The manager-based approach includes data collection points similar to the learner-based approach. But additionally, the learner’s manager is considered an important data point. A survey that focuses on levels 3, 4 (Kirkpatrick’s model) and 5 (Philip’s model) is rolled out to managers in order to evaluate the eLearning course.

The results of the survey reveal an estimate on the impact of training on the job, business results, and ROI from the manager’s perspective. Also, there is an attempt to understand the on-the-job environment through questions posed to managers.

Because there is an increased effort required to conduct manager surveys, the time and cost to use this approach for training evaluation is higher than the learner-based approach. It is better to use this approach in online training programs where manager input is relevant.

3. Analyst-based Evaluation

This approach uses surveys as in the other 2 approaches, along with analytics. Because of the detailed data collection and analytics this approach requires, this is best used only when you have the budget for an expensive and time-consuming training evaluation plan. That’s why this approach is used only for high-visibility training programs.

For organizations that do not want to invest in extensive analytics, the Learning Management System (LMS) is a tool that can be leveraged to provide simple analytics in the form of reports based on the learners’ progress in training programs.

For successful training evaluation in eLearning, it is not essential to have perfect, quantitative metrics. Instead, use data that can predict or estimate your key performance metrics. That can help you evaluate eLearning courses and provide the right results to the management for decisions on future-training programs.

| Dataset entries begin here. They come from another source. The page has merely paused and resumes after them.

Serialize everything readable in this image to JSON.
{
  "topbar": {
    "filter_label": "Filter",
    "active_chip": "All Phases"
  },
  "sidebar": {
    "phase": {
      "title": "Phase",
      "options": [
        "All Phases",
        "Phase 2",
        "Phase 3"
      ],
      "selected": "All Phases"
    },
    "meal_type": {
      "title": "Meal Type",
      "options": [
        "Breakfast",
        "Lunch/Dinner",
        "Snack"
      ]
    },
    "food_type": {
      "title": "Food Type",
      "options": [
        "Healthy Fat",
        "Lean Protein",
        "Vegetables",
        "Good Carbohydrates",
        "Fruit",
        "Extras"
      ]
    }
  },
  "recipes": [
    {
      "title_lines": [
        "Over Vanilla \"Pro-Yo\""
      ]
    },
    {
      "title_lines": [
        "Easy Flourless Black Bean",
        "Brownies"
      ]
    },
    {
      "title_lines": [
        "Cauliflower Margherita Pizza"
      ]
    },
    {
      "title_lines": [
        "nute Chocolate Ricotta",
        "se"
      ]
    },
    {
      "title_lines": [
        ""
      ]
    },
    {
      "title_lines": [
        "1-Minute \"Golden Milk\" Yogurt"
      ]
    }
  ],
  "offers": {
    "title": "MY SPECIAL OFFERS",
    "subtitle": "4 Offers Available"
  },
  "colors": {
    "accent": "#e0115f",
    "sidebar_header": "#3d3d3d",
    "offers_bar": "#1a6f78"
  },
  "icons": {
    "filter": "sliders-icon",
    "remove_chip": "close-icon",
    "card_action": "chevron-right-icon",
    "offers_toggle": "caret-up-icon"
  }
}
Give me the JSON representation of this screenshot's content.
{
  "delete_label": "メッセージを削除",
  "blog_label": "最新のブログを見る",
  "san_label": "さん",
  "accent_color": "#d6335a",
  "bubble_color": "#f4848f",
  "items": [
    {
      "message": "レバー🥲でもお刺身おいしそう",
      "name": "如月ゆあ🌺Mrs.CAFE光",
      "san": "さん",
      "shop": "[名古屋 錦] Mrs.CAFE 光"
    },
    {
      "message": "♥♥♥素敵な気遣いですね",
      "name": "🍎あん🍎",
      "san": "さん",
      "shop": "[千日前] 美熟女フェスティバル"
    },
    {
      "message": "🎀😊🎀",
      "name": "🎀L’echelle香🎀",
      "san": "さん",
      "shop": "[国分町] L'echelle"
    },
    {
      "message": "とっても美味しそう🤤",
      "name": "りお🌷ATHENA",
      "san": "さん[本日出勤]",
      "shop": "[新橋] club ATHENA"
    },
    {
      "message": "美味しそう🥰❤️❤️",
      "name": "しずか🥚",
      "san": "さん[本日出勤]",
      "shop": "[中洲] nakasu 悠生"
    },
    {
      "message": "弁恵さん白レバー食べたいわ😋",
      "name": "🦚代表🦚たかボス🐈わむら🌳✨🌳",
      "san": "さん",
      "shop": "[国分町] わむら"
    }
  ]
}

Dedicating some amount of time and resources for training evaluation is certainly well-worth the effort as it can give you a clear picture of what needs to be taken care of when it’s time to deliver subsequent eLearning programs.